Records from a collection
=== Begin Enclosure ===

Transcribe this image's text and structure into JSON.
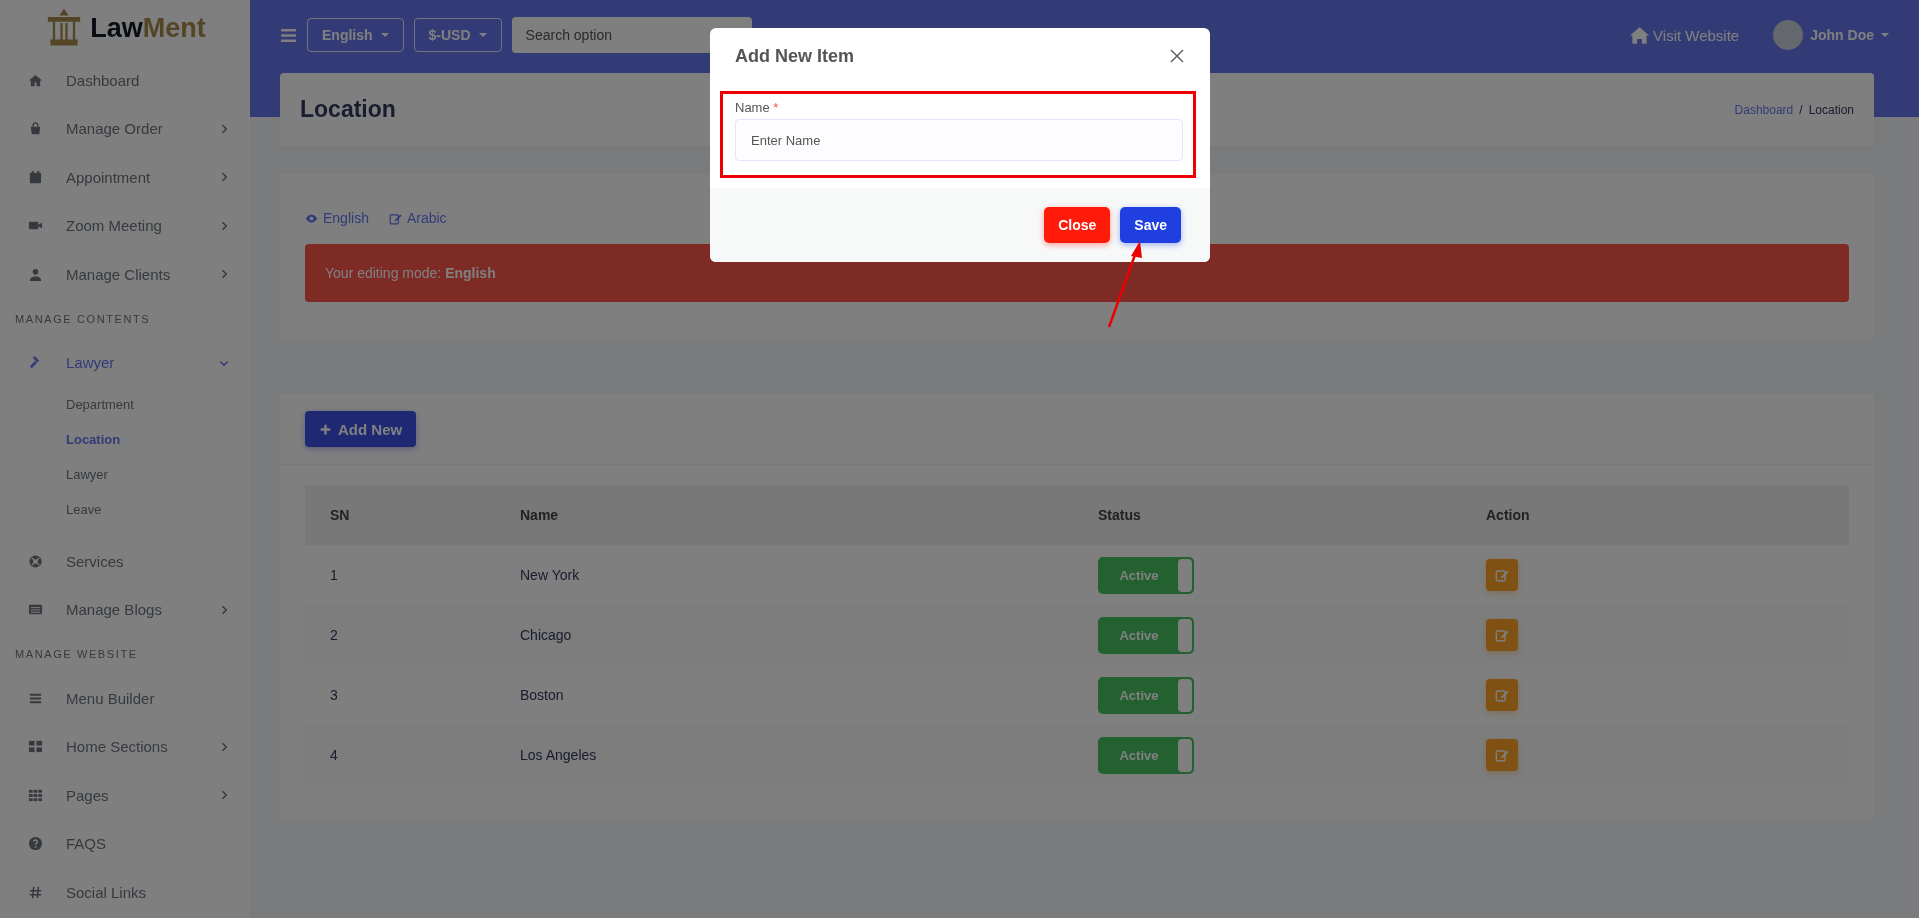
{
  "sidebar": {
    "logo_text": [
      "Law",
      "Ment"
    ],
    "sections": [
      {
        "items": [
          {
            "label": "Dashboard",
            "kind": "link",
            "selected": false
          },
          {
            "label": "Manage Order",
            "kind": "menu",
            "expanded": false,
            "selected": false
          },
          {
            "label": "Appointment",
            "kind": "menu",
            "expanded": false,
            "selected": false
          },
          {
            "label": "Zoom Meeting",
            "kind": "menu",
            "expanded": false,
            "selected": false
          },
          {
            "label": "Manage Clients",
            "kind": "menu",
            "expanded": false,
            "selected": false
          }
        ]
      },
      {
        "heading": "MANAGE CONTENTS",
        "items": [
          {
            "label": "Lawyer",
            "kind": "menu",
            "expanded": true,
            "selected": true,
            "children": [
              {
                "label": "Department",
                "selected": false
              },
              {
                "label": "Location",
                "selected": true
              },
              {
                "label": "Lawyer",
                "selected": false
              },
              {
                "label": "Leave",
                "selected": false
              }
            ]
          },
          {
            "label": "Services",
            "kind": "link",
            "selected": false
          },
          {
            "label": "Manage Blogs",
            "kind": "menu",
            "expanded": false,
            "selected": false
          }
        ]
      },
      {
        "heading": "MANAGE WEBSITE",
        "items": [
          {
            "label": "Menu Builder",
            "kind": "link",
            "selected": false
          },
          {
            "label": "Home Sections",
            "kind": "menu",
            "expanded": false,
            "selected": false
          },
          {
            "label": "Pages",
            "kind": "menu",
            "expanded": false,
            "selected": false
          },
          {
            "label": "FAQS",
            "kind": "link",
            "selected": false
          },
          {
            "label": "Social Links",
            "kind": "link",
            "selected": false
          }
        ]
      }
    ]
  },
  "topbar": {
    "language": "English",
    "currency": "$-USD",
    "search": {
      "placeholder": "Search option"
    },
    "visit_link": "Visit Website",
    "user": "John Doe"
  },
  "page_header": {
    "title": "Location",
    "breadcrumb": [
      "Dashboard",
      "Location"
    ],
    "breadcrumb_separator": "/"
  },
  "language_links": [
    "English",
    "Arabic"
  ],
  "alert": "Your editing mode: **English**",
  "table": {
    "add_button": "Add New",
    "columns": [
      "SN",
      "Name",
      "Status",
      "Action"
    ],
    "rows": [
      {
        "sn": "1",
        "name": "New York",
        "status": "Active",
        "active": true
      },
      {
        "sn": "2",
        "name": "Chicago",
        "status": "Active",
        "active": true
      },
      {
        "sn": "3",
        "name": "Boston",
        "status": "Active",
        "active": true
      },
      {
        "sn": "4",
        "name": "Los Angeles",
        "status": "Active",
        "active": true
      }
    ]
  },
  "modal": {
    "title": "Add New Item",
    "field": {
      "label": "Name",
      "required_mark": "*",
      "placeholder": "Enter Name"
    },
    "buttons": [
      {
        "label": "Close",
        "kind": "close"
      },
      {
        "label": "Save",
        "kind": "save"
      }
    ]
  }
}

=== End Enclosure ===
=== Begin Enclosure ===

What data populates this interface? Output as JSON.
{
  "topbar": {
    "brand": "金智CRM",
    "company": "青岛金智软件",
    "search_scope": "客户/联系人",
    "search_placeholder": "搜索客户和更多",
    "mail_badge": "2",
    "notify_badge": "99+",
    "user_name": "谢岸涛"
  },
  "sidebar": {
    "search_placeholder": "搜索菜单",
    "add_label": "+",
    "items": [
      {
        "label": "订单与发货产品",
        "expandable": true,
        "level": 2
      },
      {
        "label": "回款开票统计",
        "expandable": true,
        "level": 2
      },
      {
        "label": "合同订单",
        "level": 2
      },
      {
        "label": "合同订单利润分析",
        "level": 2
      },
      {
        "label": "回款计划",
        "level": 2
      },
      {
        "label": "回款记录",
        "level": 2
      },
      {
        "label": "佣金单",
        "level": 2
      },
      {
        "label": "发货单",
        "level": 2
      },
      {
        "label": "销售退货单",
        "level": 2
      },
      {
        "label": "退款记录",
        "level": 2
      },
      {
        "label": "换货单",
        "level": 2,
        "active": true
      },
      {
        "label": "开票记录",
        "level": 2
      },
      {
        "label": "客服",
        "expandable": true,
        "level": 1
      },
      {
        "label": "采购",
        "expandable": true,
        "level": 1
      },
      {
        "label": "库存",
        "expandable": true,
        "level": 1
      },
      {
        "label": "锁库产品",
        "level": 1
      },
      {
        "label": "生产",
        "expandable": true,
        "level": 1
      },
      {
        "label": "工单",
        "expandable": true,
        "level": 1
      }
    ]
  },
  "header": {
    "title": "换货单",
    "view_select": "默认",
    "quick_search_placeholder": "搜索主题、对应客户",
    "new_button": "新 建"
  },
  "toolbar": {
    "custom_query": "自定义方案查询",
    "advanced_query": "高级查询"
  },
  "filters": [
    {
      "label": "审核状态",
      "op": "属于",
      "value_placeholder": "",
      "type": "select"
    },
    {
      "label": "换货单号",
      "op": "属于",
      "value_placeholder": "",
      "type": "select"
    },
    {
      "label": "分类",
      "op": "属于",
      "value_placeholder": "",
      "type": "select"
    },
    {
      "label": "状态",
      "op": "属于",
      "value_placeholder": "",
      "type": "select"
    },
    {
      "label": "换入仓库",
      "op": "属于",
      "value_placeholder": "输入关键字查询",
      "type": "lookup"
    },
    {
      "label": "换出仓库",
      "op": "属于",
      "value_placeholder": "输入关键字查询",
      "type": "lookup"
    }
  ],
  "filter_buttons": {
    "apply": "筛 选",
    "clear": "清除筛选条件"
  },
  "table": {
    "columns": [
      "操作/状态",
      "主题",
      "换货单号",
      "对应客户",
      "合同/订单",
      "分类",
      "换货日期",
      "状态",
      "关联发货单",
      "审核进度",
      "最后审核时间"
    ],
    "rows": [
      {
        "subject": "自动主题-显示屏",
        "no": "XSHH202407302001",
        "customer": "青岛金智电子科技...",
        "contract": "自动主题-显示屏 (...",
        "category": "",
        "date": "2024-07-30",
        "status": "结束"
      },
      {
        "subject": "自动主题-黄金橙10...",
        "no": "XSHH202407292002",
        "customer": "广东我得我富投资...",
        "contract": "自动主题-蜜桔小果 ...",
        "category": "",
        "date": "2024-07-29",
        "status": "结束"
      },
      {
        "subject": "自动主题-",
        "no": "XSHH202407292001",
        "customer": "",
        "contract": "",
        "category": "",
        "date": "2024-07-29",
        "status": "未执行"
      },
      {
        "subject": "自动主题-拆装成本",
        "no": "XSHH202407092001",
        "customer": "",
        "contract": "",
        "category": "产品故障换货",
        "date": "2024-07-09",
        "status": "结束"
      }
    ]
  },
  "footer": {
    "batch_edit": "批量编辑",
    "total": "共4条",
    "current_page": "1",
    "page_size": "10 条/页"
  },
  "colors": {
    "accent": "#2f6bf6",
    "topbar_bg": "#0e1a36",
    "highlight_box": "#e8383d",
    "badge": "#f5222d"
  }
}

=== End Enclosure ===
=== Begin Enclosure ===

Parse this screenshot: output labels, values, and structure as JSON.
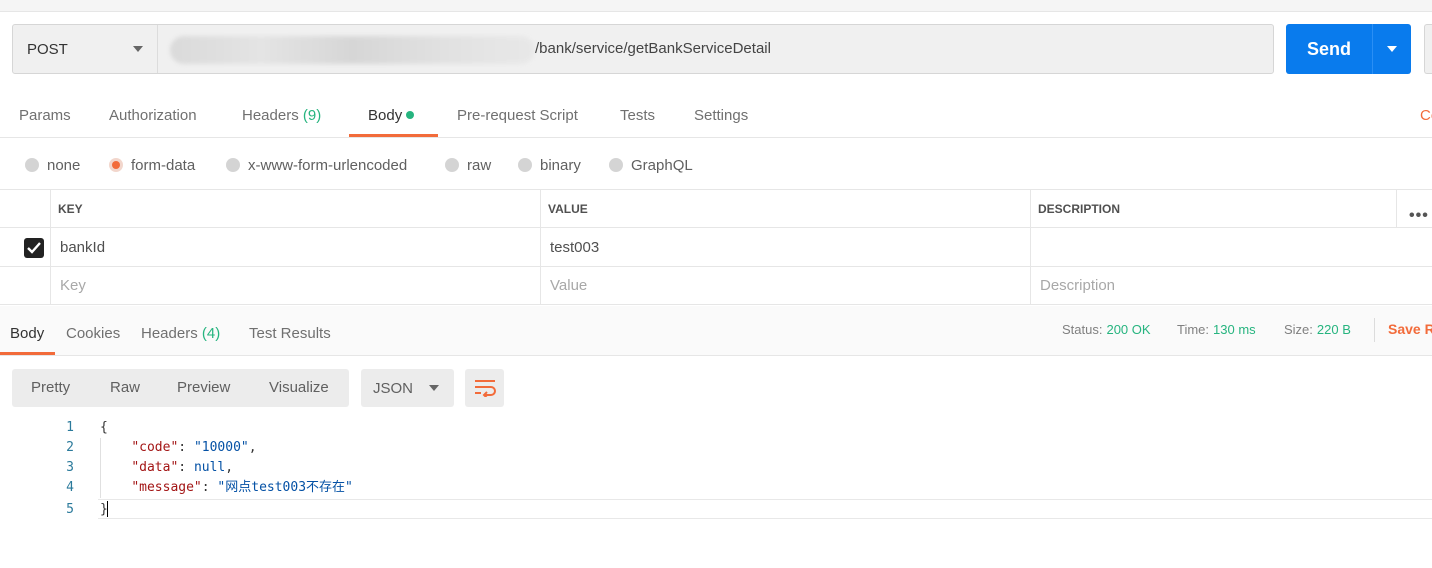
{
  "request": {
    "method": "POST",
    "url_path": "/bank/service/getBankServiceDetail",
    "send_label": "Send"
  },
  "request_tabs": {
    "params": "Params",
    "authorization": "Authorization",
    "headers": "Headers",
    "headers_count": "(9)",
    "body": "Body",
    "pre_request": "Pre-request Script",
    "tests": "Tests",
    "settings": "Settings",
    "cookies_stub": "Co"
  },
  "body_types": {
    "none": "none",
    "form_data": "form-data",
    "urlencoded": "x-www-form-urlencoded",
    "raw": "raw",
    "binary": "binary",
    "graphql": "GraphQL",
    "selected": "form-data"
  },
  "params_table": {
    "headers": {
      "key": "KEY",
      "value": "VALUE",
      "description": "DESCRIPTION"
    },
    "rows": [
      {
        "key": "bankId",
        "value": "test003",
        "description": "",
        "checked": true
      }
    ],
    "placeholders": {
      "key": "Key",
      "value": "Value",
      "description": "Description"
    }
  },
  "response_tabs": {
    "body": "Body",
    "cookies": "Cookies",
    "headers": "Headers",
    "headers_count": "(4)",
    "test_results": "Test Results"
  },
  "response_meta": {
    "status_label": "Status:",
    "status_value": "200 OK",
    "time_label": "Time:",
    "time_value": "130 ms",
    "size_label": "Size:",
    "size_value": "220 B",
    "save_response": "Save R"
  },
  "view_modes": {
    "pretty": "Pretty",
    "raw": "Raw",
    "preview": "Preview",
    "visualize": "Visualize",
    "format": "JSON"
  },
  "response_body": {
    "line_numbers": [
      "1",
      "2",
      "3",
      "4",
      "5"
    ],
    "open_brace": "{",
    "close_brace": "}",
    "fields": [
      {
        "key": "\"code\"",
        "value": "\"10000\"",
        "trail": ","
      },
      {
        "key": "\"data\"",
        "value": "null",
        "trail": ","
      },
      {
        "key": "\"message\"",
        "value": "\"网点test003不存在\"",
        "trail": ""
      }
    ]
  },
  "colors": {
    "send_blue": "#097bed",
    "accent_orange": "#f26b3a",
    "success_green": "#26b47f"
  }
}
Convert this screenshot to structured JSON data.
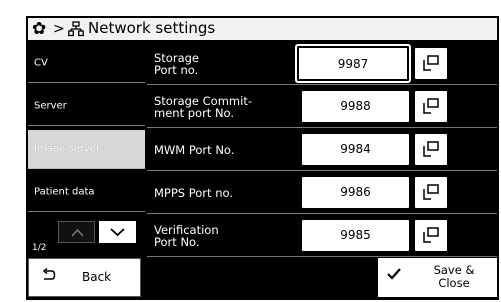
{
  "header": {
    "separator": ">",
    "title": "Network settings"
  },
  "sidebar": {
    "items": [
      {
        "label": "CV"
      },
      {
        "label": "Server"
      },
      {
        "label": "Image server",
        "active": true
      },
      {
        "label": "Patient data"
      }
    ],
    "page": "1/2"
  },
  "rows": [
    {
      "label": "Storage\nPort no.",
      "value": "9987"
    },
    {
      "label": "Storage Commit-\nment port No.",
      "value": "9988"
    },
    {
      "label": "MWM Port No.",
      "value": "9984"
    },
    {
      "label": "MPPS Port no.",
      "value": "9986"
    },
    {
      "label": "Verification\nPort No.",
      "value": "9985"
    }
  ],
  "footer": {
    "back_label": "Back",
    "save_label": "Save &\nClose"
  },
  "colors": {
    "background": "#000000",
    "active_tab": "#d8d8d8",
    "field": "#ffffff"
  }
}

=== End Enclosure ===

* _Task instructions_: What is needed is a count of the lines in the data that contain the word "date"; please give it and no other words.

* _Solution_: 4